**EXERCISE DIRECTIONS**. Reproduce all of the data exactly. Images are not to appear in the reply.
Start of Block
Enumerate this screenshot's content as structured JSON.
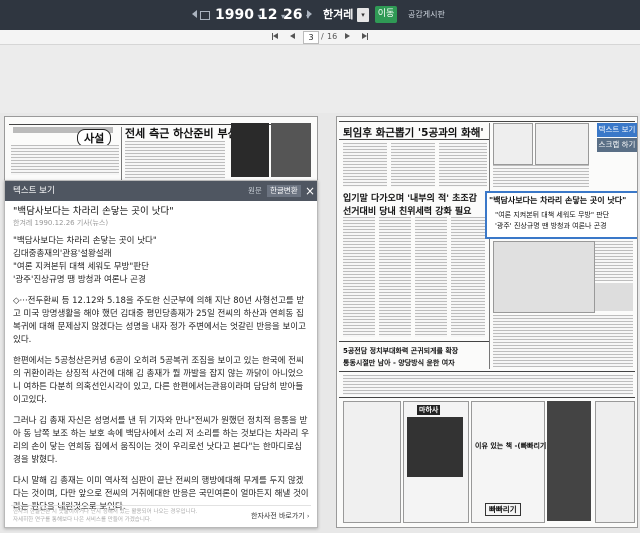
{
  "header": {
    "year": "1990",
    "month": "12",
    "day": "26",
    "newspaper": "한겨레",
    "go_label": "이동",
    "notice_link": "공감게시판"
  },
  "pager": {
    "current": "3",
    "separator": "/",
    "total": "16"
  },
  "left_page": {
    "section_label": "사설",
    "headline": "전세 측근 하산준비 부산"
  },
  "right_page": {
    "headline": "퇴임후 화근뽑기 '5공과의 화해'",
    "sub_headline_1": "입기말 다가오며 '내부의 적' 초조감",
    "sub_headline_2": "선거대비 당내 친위세력 강화 필요",
    "boxed_title": "\"백담사보다는 차라리 손닿는 곳이 낫다\"",
    "boxed_sub_1": "\"여론 지켜본뒤 대책 세워도 무방\" 판단",
    "boxed_sub_2": "'광주' 진상규명 땐 방청과 여론나 곤경",
    "bottom_headline": "5공전담 정치부대화력 곤귀되게를 확장",
    "bottom_sub": "통동시절만 남아 - 양당방식 윤한 여자",
    "ad_title": "마하사",
    "ad_slogan": "이유 있는 책 -(빠빠리기)",
    "ad_bottom": "빠빠리기"
  },
  "side_buttons": {
    "text_view": "텍스트 보기",
    "scrap": "스크랩 하기"
  },
  "text_panel": {
    "title": "텍스트 보기",
    "tab_original": "원문",
    "tab_korean": "한글변환",
    "close_icon": "×",
    "article_title": "\"백담사보다는 차라리 손닿는 곳이 낫다\"",
    "meta": "한겨레 1990.12.26 기사(뉴스)",
    "lines": [
      "\"백담사보다는 차라리 손닿는 곳이 낫다\"",
      "김대중총재의'관용'설왕설래",
      "\"여론 지켜본뒤 대책 세워도 무방\"판단",
      "'광주'진상규명 땡 방청과 여론나 곤경"
    ],
    "paragraphs": [
      "◇···전두환씨 등 12.12와 5.18을 주도한 신군부에 의해 지난 80년 사형선고를 받고 미국 망명생활을 해야 했던 김대중 평민당총재가 25일 전씨의 하산과 연희동 집 복귀에 대해 문제삼지 않겠다는 성명을 내자 정가 주변에서는 엇갈린 반응을 보이고 있다.",
      "한편에서는 5공청산은커녕 6공이 오히려 5공복귀 조짐을 보이고 있는 한국에 전씨의 귀환이라는 상징적 사건에 대해 김 총재가 뭘 까발을 잡지 않는 까닭이 아니었으니 여하튼 다분히 의혹선인시각이 있고, 다른 한편에서는관용이라며 담담히 받아들이고있다.",
      "그러나 김 총재 자신은 성명서를 낸 뒤 기자와 만나\"전씨가 원했던 정치적 응통을 받아 동 남쪽 보조 하는 보호 속에 백담사에서 소리 저 소리를 하는 것보다는 차라리 우리의 손이 닿는 연희동 집에서 움직이는 것이 우리로선 낫다고 본다\"는 한마디로심경을 밝혔다.",
      "다시 말해 김 총재는 이미 역사적 심판이 끝난 전씨의 행방에대해 무게를 두지 않겠다는 것이며, 다만 앞으로 전씨의 거취에대한 반응은 국민여론이 얼마든지 해낼 것이라는 판단을 내린것으로 보인다."
    ],
    "footer_note_1": "한자의 한글변환 시 뜻풀이하거나 단지 정해져 있는 활용되어 나오는 경우입니다.",
    "footer_note_2": "자세히한 연구를 통해보다 나은 서비스를 만들어 가겠습니다.",
    "dictionary_link": "한자사전 바로가기"
  }
}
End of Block
**RESULT OF THIS EXERCISE**.
Enumerate this screenshot's content as structured JSON.
{
  "header": {
    "year": "1990",
    "month": "12",
    "day": "26",
    "newspaper": "한겨레",
    "go_label": "이동",
    "notice_link": "공감게시판"
  },
  "pager": {
    "current": "3",
    "separator": "/",
    "total": "16"
  },
  "left_page": {
    "section_label": "사설",
    "headline": "전세 측근 하산준비 부산"
  },
  "right_page": {
    "headline": "퇴임후 화근뽑기 '5공과의 화해'",
    "sub_headline_1": "입기말 다가오며 '내부의 적' 초조감",
    "sub_headline_2": "선거대비 당내 친위세력 강화 필요",
    "boxed_title": "\"백담사보다는 차라리 손닿는 곳이 낫다\"",
    "boxed_sub_1": "\"여론 지켜본뒤 대책 세워도 무방\" 판단",
    "boxed_sub_2": "'광주' 진상규명 땐 방청과 여론나 곤경",
    "bottom_headline": "5공전담 정치부대화력 곤귀되게를 확장",
    "bottom_sub": "통동시절만 남아 - 양당방식 윤한 여자",
    "ad_title": "마하사",
    "ad_slogan": "이유 있는 책 -(빠빠리기)",
    "ad_bottom": "빠빠리기"
  },
  "side_buttons": {
    "text_view": "텍스트 보기",
    "scrap": "스크랩 하기"
  },
  "text_panel": {
    "title": "텍스트 보기",
    "tab_original": "원문",
    "tab_korean": "한글변환",
    "close_icon": "×",
    "article_title": "\"백담사보다는 차라리 손닿는 곳이 낫다\"",
    "meta": "한겨레 1990.12.26 기사(뉴스)",
    "lines": [
      "\"백담사보다는 차라리 손닿는 곳이 낫다\"",
      "김대중총재의'관용'설왕설래",
      "\"여론 지켜본뒤 대책 세워도 무방\"판단",
      "'광주'진상규명 땡 방청과 여론나 곤경"
    ],
    "paragraphs": [
      "◇···전두환씨 등 12.12와 5.18을 주도한 신군부에 의해 지난 80년 사형선고를 받고 미국 망명생활을 해야 했던 김대중 평민당총재가 25일 전씨의 하산과 연희동 집 복귀에 대해 문제삼지 않겠다는 성명을 내자 정가 주변에서는 엇갈린 반응을 보이고 있다.",
      "한편에서는 5공청산은커녕 6공이 오히려 5공복귀 조짐을 보이고 있는 한국에 전씨의 귀환이라는 상징적 사건에 대해 김 총재가 뭘 까발을 잡지 않는 까닭이 아니었으니 여하튼 다분히 의혹선인시각이 있고, 다른 한편에서는관용이라며 담담히 받아들이고있다.",
      "그러나 김 총재 자신은 성명서를 낸 뒤 기자와 만나\"전씨가 원했던 정치적 응통을 받아 동 남쪽 보조 하는 보호 속에 백담사에서 소리 저 소리를 하는 것보다는 차라리 우리의 손이 닿는 연희동 집에서 움직이는 것이 우리로선 낫다고 본다\"는 한마디로심경을 밝혔다.",
      "다시 말해 김 총재는 이미 역사적 심판이 끝난 전씨의 행방에대해 무게를 두지 않겠다는 것이며, 다만 앞으로 전씨의 거취에대한 반응은 국민여론이 얼마든지 해낼 것이라는 판단을 내린것으로 보인다."
    ],
    "footer_note_1": "한자의 한글변환 시 뜻풀이하거나 단지 정해져 있는 활용되어 나오는 경우입니다.",
    "footer_note_2": "자세히한 연구를 통해보다 나은 서비스를 만들어 가겠습니다.",
    "dictionary_link": "한자사전 바로가기"
  }
}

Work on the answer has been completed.